15.2. A draft recovery plan has been prepared for the stream-dwelling frogs of the Eungella region, including this species (Martin and McDonald 1996).
15.3. The frogs of Eungella, including this species, have been the subject of post-graduate study since 1994 (R. Retallick, James Cook University). The study includes autecology of T. eungellensis, survey and monitoring of population dynamics for this and other species, community ecology of stream-dwelling tadpoles, skeletochronology and genetics (in conjunction with M. Cunningham, University of Queensland).
15.4. A large scale search for threatened frogs, including this species, was conducted in 1993 (McNellie and Hero 1994).
15.5. A poster on the stream-dwelling frogs of the Eungella region was prepared by J.-M. Hero (James Cook University) and S. Fickling to assist biologists and the general public with identification of the species.
16. Management actions required
Actions outlined for the species in the draft recovery plan include:
16.1. Long-term monitoring of populations.
16.2. Annual survey along streams with suitable habitat during the peak breeding season.
16.3. Production of a brochure to disseminate information to State conservation agencies, other government departments, community groups, industry, local authorities and the general public about declining frogs in the region.
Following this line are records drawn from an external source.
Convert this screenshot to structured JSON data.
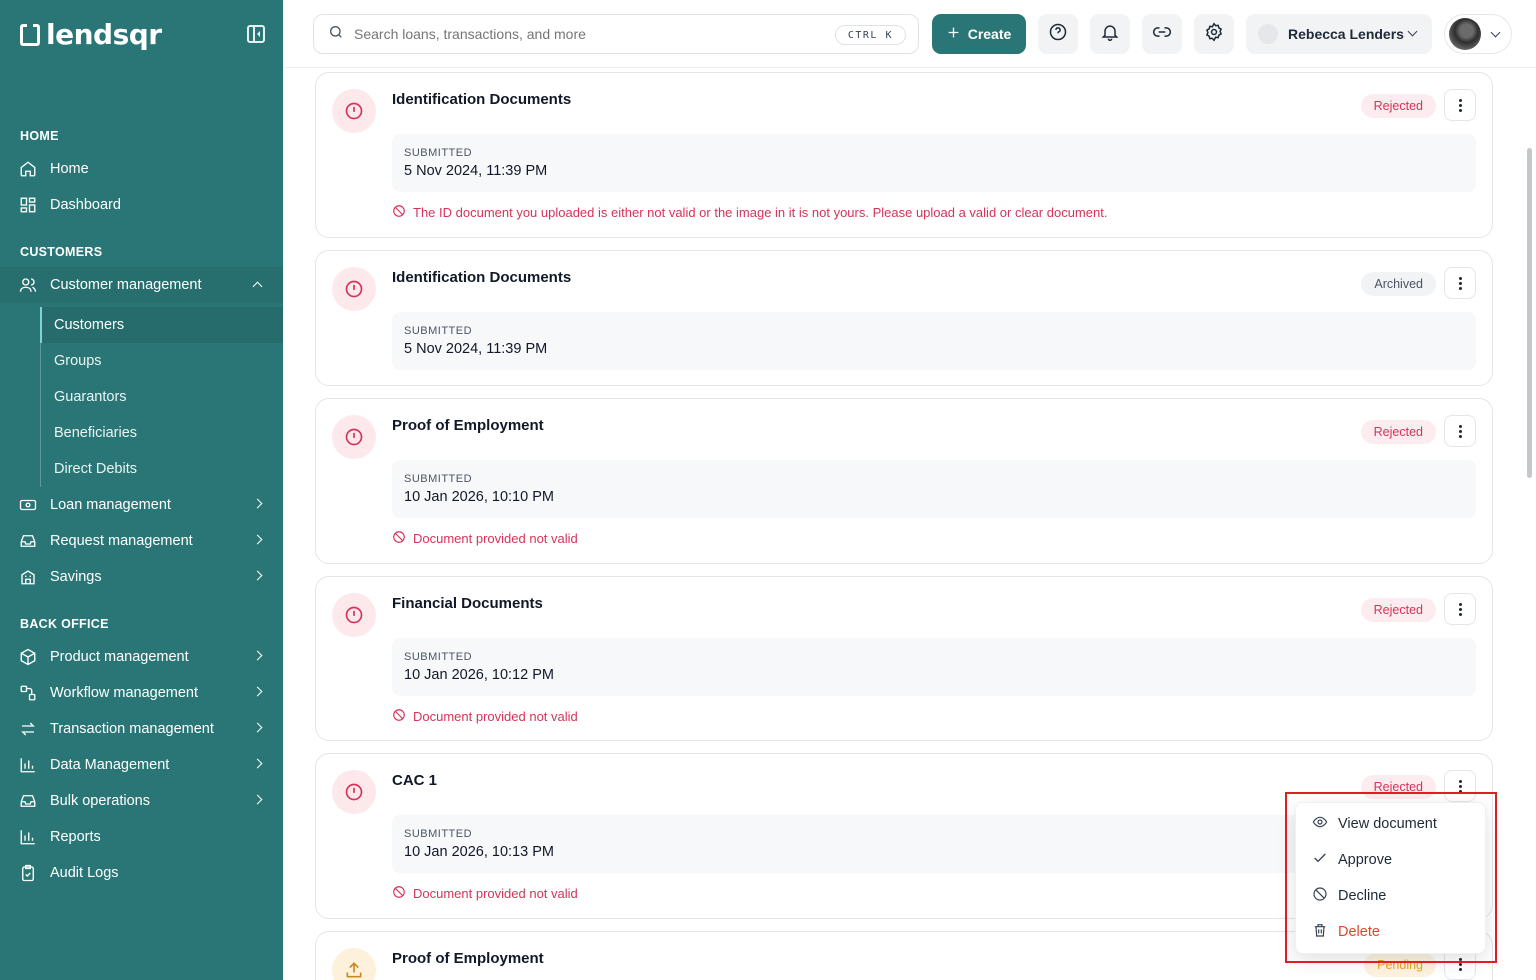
{
  "brand": {
    "name": "lendsqr"
  },
  "sidebar": {
    "sections": {
      "home": "HOME",
      "customers": "CUSTOMERS",
      "back_office": "BACK OFFICE"
    },
    "items": {
      "home": "Home",
      "dashboard": "Dashboard",
      "customer_management": "Customer management",
      "loan_management": "Loan management",
      "request_management": "Request management",
      "savings": "Savings",
      "product_management": "Product management",
      "workflow_management": "Workflow management",
      "transaction_management": "Transaction management",
      "data_management": "Data Management",
      "bulk_operations": "Bulk operations",
      "reports": "Reports",
      "audit_logs": "Audit Logs"
    },
    "sub_items": {
      "customers": "Customers",
      "groups": "Groups",
      "guarantors": "Guarantors",
      "beneficiaries": "Beneficiaries",
      "direct_debits": "Direct Debits"
    }
  },
  "topbar": {
    "search_placeholder": "Search loans, transactions, and more",
    "shortcut": "CTRL K",
    "create_label": "Create",
    "user_name": "Rebecca Lenders"
  },
  "documents": [
    {
      "title": "Identification Documents",
      "status": "Rejected",
      "submitted_label": "SUBMITTED",
      "submitted": "5 Nov 2024, 11:39 PM",
      "reason": "The ID document you uploaded is either not valid or the image in it is not yours. Please upload a valid or clear document."
    },
    {
      "title": "Identification Documents",
      "status": "Archived",
      "submitted_label": "SUBMITTED",
      "submitted": "5 Nov 2024, 11:39 PM"
    },
    {
      "title": "Proof of Employment",
      "status": "Rejected",
      "submitted_label": "SUBMITTED",
      "submitted": "10 Jan 2026, 10:10 PM",
      "reason": "Document provided not valid"
    },
    {
      "title": "Financial Documents",
      "status": "Rejected",
      "submitted_label": "SUBMITTED",
      "submitted": "10 Jan 2026, 10:12 PM",
      "reason": "Document provided not valid"
    },
    {
      "title": "CAC 1",
      "status": "Rejected",
      "submitted_label": "SUBMITTED",
      "submitted": "10 Jan 2026, 10:13 PM",
      "reason": "Document provided not valid"
    },
    {
      "title": "Proof of Employment",
      "status": "Pending"
    }
  ],
  "menu": {
    "view": "View document",
    "approve": "Approve",
    "decline": "Decline",
    "delete": "Delete"
  },
  "colors": {
    "brand": "#2a7676",
    "danger": "#d6335a",
    "pending": "#f2a21f",
    "highlight": "#e11d24"
  }
}
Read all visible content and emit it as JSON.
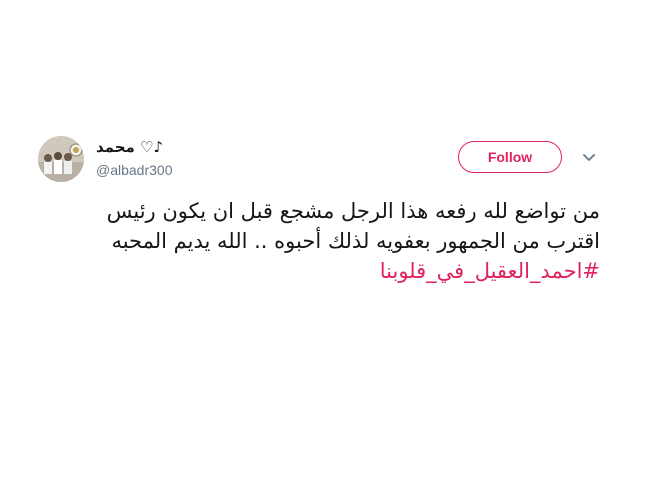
{
  "user": {
    "display_name": "محمد ♡♪",
    "username": "@albadr300",
    "avatar_icon": "profile-photo"
  },
  "actions": {
    "follow_label": "Follow",
    "more_icon": "chevron-down-icon",
    "accent_color": "#e0245e"
  },
  "tweet": {
    "line1": "من تواضع لله رفعه هذا الرجل مشجع قبل ان يكون رئيس",
    "line2": "اقترب من الجمهور بعفويه لذلك أحبوه .. الله يديم المحبه",
    "hashtag": "#احمد_العقيل_في_قلوبنا"
  }
}
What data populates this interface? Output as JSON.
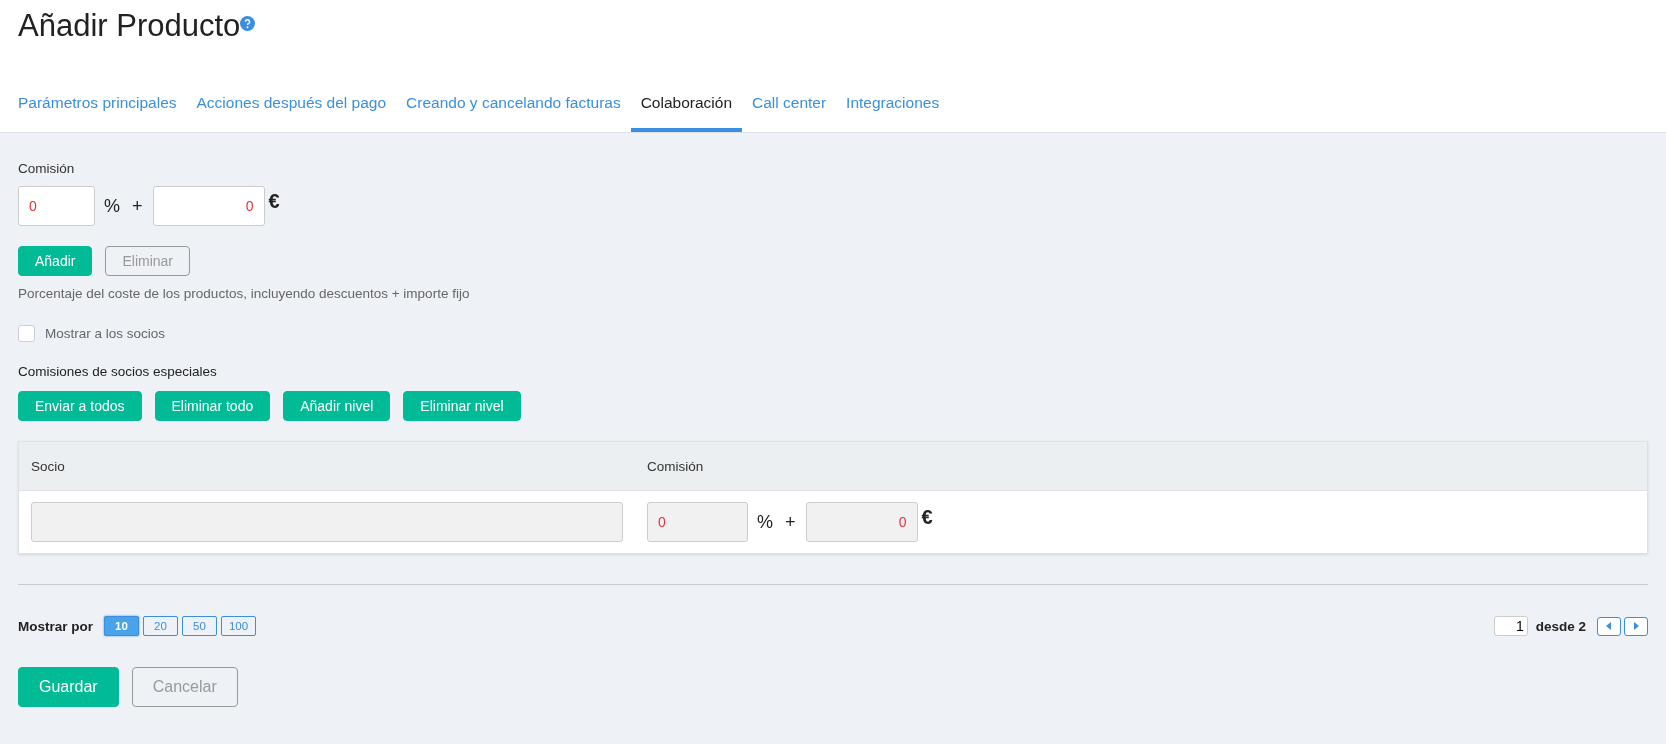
{
  "title": "Añadir Producto",
  "tabs": [
    {
      "label": "Parámetros principales",
      "selected": false
    },
    {
      "label": "Acciones después del pago",
      "selected": false
    },
    {
      "label": "Creando y cancelando facturas",
      "selected": false
    },
    {
      "label": "Colaboración",
      "selected": true
    },
    {
      "label": "Call center",
      "selected": false
    },
    {
      "label": "Integraciones",
      "selected": false
    }
  ],
  "commission": {
    "label": "Comisión",
    "percent_value": "0",
    "percent_sign": "%",
    "plus": "+",
    "fixed_value": "0",
    "currency": "€"
  },
  "commission_buttons": [
    {
      "label": "Añadir",
      "disabled": false
    },
    {
      "label": "Eliminar",
      "disabled": true
    }
  ],
  "hint": "Porcentaje del coste de los productos, incluyendo descuentos + importe fijo",
  "show_partners": {
    "label": "Mostrar a los socios",
    "checked": false
  },
  "special_label": "Comisiones de socios especiales",
  "special_buttons": [
    "Enviar a todos",
    "Eliminar todo",
    "Añadir nivel",
    "Eliminar nivel"
  ],
  "table": {
    "columns": [
      "Socio",
      "Comisión"
    ],
    "rows": [
      {
        "partner": "",
        "percent_value": "0",
        "percent_sign": "%",
        "plus": "+",
        "fixed_value": "0",
        "currency": "€"
      }
    ]
  },
  "pagination": {
    "label": "Mostrar por",
    "page_sizes": [
      {
        "label": "10",
        "selected": true
      },
      {
        "label": "20",
        "selected": false
      },
      {
        "label": "50",
        "selected": false
      },
      {
        "label": "100",
        "selected": false
      }
    ],
    "page": "1",
    "of": "desde 2"
  },
  "footer_buttons": [
    {
      "label": "Guardar",
      "disabled": false
    },
    {
      "label": "Cancelar",
      "disabled": true
    }
  ]
}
16.4. Training of volunteers to participate in the survey monitoring of frog populations in the region.
16.5. Consultation with relevant land managers to ensure protection of habitat.
17. Organisations responsible for conservation of species
Qld Department of Environment.
18. Other organisations involved
James Cook University, University of Queensland, Qld Department of Natural Resources, amateur frog clubs.
19. Can recovery be carried out with existing resources?
Draft recovery plan for Eungella frogs, including this species, recommends: population monitoring ($30K), disease research if appropriate (uncosted), captive breeding and translocation ($166K), ecological research ($53.4 K), genetic studies ($2K), public information, community awareness and consultation ($20.3K). Total cost (2 species over 5 years) $274.4K.
Total (average cost per species) $137.2K
Hero, J-M. and Retallick, R.W.R. 1994. Eungella Frog Project: progress report, June 1994. Unpublished report to the Department of Environment and Heritage, Brisbane.
Martin W. E and McDonald, K.R. 1996. Draft recovery plan for the stream-dwelling rainforest frogs of the Eungella region of mid-east Queensland. Unpublished report to the Australian Nature Conservation Agency, Canberra.
McDonald, K.R. 1990. Rheobatrachus Liem and Taudactylus Straughan and Lee (Anura: Leptodactylidae) in Eungella National Park, Queensland: distribution and decline. Transactions of the Royal Society of South Australia 114(40): 187-194.
McNellie, M. and Hero, J-M. 1994. Mission Amphibian: the search for the missing rainforest frogs of Eungella. pp. 22-23 in Wildlife Australia , summer 1994 edition.
Winter, J. and McDonald, K.R. 1986. Eungella, the land of cloud. Australian Natural History 22(1): 39-43.
Herpetological authorities consulted:
K.R. McDonald, J.-M. Hero.